The CMA keeps constructive remedies on the table in Microsoft / Activision investigation

The CMA released a set of provisional findings on its probe into Microsoft’s acquisition of Activision Blizzard. The CMA have expressed a concern that Microsoft could restrict Activision Blizzard’s “must have” titles to its own console and cloud gaming offerings, thus forcing consumers to its ecosystem. 

See the CMA’s Summary of its Provisional Findings here. The deadline for stakeholder response is March 1st.
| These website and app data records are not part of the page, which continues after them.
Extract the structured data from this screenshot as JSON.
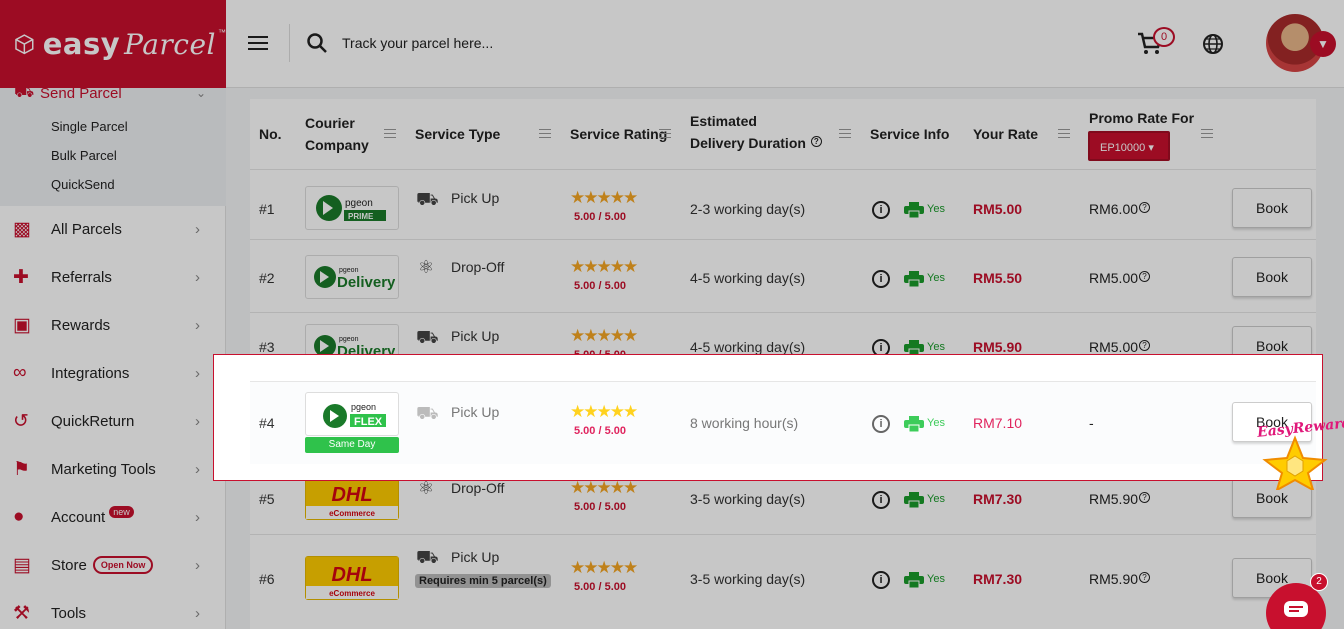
{
  "brand": {
    "logo_text": "easy",
    "logo_script": "Parcel",
    "tm": "™"
  },
  "header": {
    "search_placeholder": "Track your parcel here...",
    "cart_count": "0"
  },
  "sidebar": {
    "send_parcel": "Send Parcel",
    "sub_items": [
      "Single Parcel",
      "Bulk Parcel",
      "QuickSend"
    ],
    "items": [
      {
        "label": "All Parcels",
        "icon": "boxes-icon"
      },
      {
        "label": "Referrals",
        "icon": "users-plus-icon"
      },
      {
        "label": "Rewards",
        "icon": "gift-icon"
      },
      {
        "label": "Integrations",
        "icon": "link-icon"
      },
      {
        "label": "QuickReturn",
        "icon": "return-icon"
      },
      {
        "label": "Marketing Tools",
        "icon": "megaphone-icon"
      },
      {
        "label": "Account",
        "icon": "user-icon",
        "badge": "new"
      },
      {
        "label": "Store",
        "icon": "store-icon",
        "badge": "Open Now"
      },
      {
        "label": "Tools",
        "icon": "wrench-icon"
      }
    ]
  },
  "table": {
    "headers": {
      "no": "No.",
      "courier_1": "Courier",
      "courier_2": "Company",
      "service_type": "Service Type",
      "service_rating": "Service Rating",
      "duration_1": "Estimated",
      "duration_2": "Delivery Duration",
      "service_info": "Service Info",
      "your_rate": "Your Rate",
      "promo_rate": "Promo Rate For",
      "promo_code": "EP10000"
    },
    "rows": [
      {
        "no": "#1",
        "courier": "Pgeon Prime",
        "logo_top": "pgeon",
        "logo_bottom": "PRIME",
        "service": "Pick Up",
        "rating": "5.00 / 5.00",
        "duration": "2-3 working day(s)",
        "print": "Yes",
        "rate": "RM5.00",
        "promo": "RM6.00",
        "book": "Book"
      },
      {
        "no": "#2",
        "courier": "Pgeon Delivery",
        "logo_top": "pgeon",
        "logo_bottom": "Delivery",
        "service": "Drop-Off",
        "rating": "5.00 / 5.00",
        "duration": "4-5 working day(s)",
        "print": "Yes",
        "rate": "RM5.50",
        "promo": "RM5.00",
        "book": "Book"
      },
      {
        "no": "#3",
        "courier": "Pgeon Delivery",
        "logo_top": "pgeon",
        "logo_bottom": "Delivery",
        "service": "Pick Up",
        "rating": "5.00 / 5.00",
        "duration": "4-5 working day(s)",
        "print": "Yes",
        "rate": "RM5.90",
        "promo": "RM5.00",
        "book": "Book"
      },
      {
        "no": "#4",
        "courier": "Pgeon Flex",
        "logo_top": "pgeon",
        "logo_bottom": "FLEX",
        "tag": "Same Day",
        "service": "Pick Up",
        "rating": "5.00 / 5.00",
        "duration": "8 working hour(s)",
        "print": "Yes",
        "rate": "RM7.10",
        "promo": "-",
        "book": "Book"
      },
      {
        "no": "#5",
        "courier": "DHL eCommerce",
        "logo_top": "DHL",
        "logo_bottom": "eCommerce",
        "service": "Drop-Off",
        "rating": "5.00 / 5.00",
        "duration": "3-5 working day(s)",
        "print": "Yes",
        "rate": "RM7.30",
        "promo": "RM5.90",
        "book": "Book"
      },
      {
        "no": "#6",
        "courier": "DHL eCommerce",
        "logo_top": "DHL",
        "logo_bottom": "eCommerce",
        "service": "Pick Up",
        "chip": "Requires min 5 parcel(s)",
        "rating": "5.00 / 5.00",
        "duration": "3-5 working day(s)",
        "print": "Yes",
        "rate": "RM7.30",
        "promo": "RM5.90",
        "book": "Book"
      }
    ]
  },
  "widgets": {
    "reward_text": "EasyReward",
    "chat_count": "2"
  },
  "colors": {
    "brand": "#c8102e",
    "green": "#1a9c2b",
    "star": "#f5a623"
  }
}
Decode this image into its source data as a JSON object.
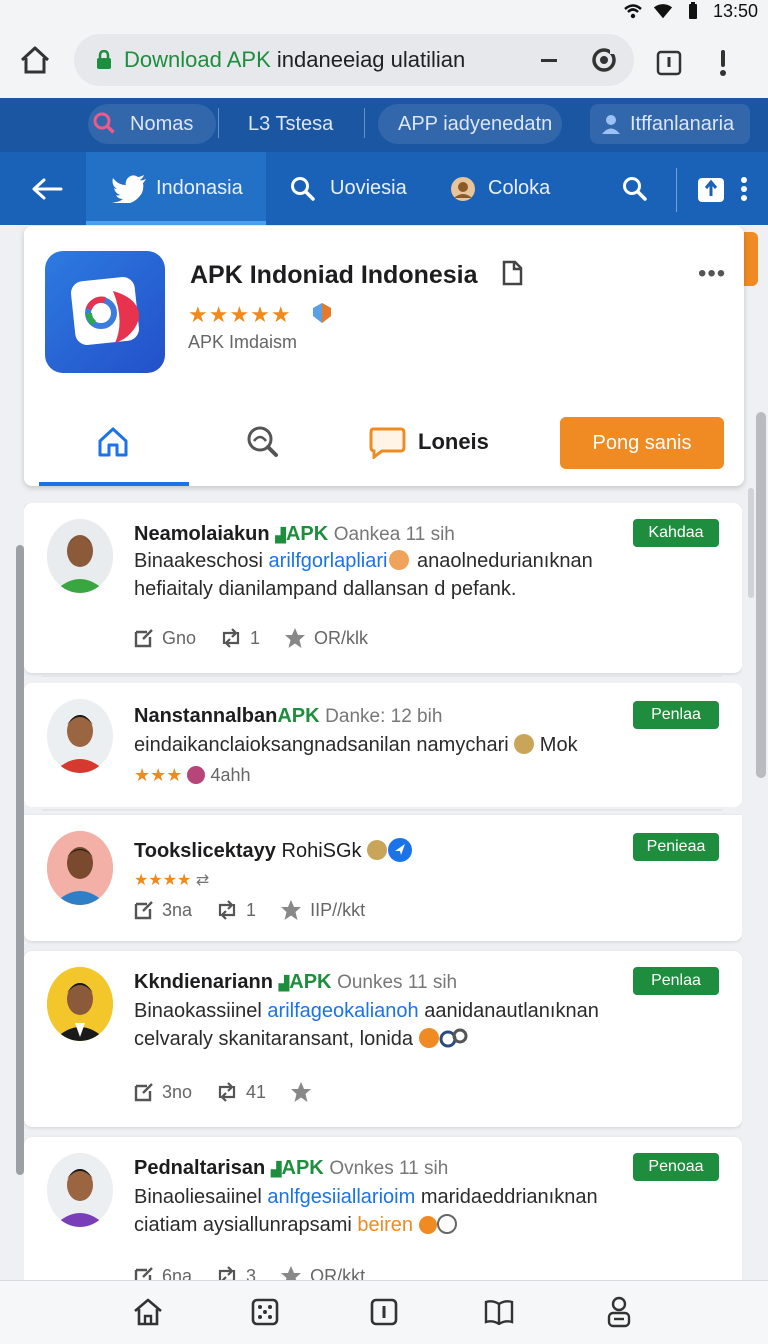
{
  "status": {
    "time": "13:50"
  },
  "browser": {
    "url_highlight": "Download APK",
    "url_rest": " indaneeiag ulatilian"
  },
  "top_chips": [
    {
      "label": "Nomas"
    },
    {
      "label": "L3 Tstesa"
    },
    {
      "label": "APP iadyenedatn"
    },
    {
      "label": "Itffanlanaria"
    }
  ],
  "app_nav": {
    "tabs": [
      {
        "label": "Indonasia",
        "icon": "twitter-bird-icon"
      },
      {
        "label": "Uoviesia",
        "icon": "search-icon"
      },
      {
        "label": "Coloka",
        "icon": "avatar-icon"
      }
    ]
  },
  "app": {
    "title": "APK Indoniad Indonesia",
    "subtitle": "APK Imdaism",
    "rating_stars": 4.5,
    "stars_text": "★★★★★",
    "tab_label": "Loneis",
    "install_label": "Pong sanis",
    "colors": {
      "accent": "#ef8b22",
      "brand": "#1a62b8"
    }
  },
  "posts": [
    {
      "name": "Neamolaiakun",
      "tag": "APK",
      "meta": "Oankea 11 sih",
      "badge": "Kahdaa",
      "line1a": "Binaakeschosi ",
      "line1_link": "arilfgorlapliari",
      "line1b": " anaolnedurianıknan",
      "line2": "hefiaitaly dianilampand dallansan d pefank.",
      "a1": "Gno",
      "a2": "1",
      "a3": "OR/klk"
    },
    {
      "name": "Nanstannalban",
      "tag": "APK",
      "meta": "Danke: 12 bih",
      "badge": "Penlaa",
      "line1a": "eindaikanclaioksangnadsanilan namychari",
      "line1_link": "",
      "line1b": " Mok",
      "line2": "4ahh",
      "stars": "★★★"
    },
    {
      "name": "Tookslicektayy",
      "tag": "",
      "meta": "RohiSGk",
      "badge": "Penieaa",
      "stars": "★★★★",
      "a1": "3na",
      "a2": "1",
      "a3": "IIP//kkt"
    },
    {
      "name": "Kkndienariann",
      "tag": "APK",
      "meta": "Ounkes 11 sih",
      "badge": "Penlaa",
      "line1a": "Binaokassiinel ",
      "line1_link": "arilfagеokalianoh",
      "line1b": " aanidanautlanıknan",
      "line2": "celvaraly skanitaransant, lonida",
      "a1": "3no",
      "a2": "41",
      "a3": ""
    },
    {
      "name": "Pednaltarisan",
      "tag": "APK",
      "meta": "Ovnkes 11 sih",
      "badge": "Penoaa",
      "line1a": "Binaoliesaiinel ",
      "line1_link": "anlfgesiiallarioim",
      "line1b": " maridaeddrianıknan",
      "line2": "ciatiam aysiallunrapsami ",
      "line2_orange": "beiren",
      "a1": "6na",
      "a2": "3",
      "a3": "OR/kkt"
    }
  ]
}
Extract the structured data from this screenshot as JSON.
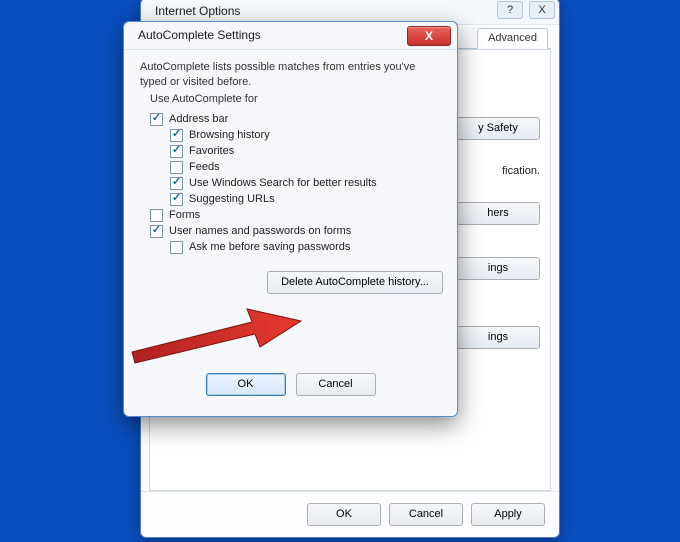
{
  "parent": {
    "title": "Internet Options",
    "tabs": {
      "advanced": "Advanced"
    },
    "rightButtons": {
      "safety": "y Safety",
      "others": "hers",
      "ings1": "ings",
      "ings2": "ings"
    },
    "rightText": "fication.",
    "footer": {
      "ok": "OK",
      "cancel": "Cancel",
      "apply": "Apply"
    }
  },
  "modal": {
    "title": "AutoComplete Settings",
    "close": "X",
    "description": "AutoComplete lists possible matches from entries you've typed or visited before.",
    "subHeader": "Use AutoComplete for",
    "checkboxes": {
      "addressBar": "Address bar",
      "browsingHistory": "Browsing history",
      "favorites": "Favorites",
      "feeds": "Feeds",
      "windowsSearch": "Use Windows Search for better results",
      "suggestingUrls": "Suggesting URLs",
      "forms": "Forms",
      "userPasswords": "User names and passwords on forms",
      "askBeforeSaving": "Ask me before saving passwords"
    },
    "deleteButtonLabel": "Delete AutoComplete history...",
    "footer": {
      "ok": "OK",
      "cancel": "Cancel"
    }
  }
}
This would be consistent with Microsoft’s commercial strategy to date, who have restricted the availability of several games produced by publishers that they have acquired. Given Activision’s roster of hugely popular video games, which include Call of Duty, access restrictions could risk tipping the market, particularly in cloud gaming, where users sign-up for a relatively low monthly subscription fee to access a range of games, and thus, the cost barriers to switching are far lower. To switch hardware in order to purchase Call of Duty to play on the new Xbox Series S would cost $356.99; Xbox Game Pass costs just $9.99 a month.

In contrast to the FTC, however, who sued to block the deal at the end of last year, the CMA are considering behavioural commitments, in addition to prohibition or divestiture, as a potential remedy to the competition harm. See the CMA’s Notice of possible remedies here. The deadline for responses to the CMA’s proposed remedies is February 22nd. 

We at MOW welcome the CMA’s review of constructive remedies and indeed, would argue that the merger could have a number of procompetitive outcomes, particularly in its potential to remedy Apple and Google’s duopoly in app distribution. See our post linked here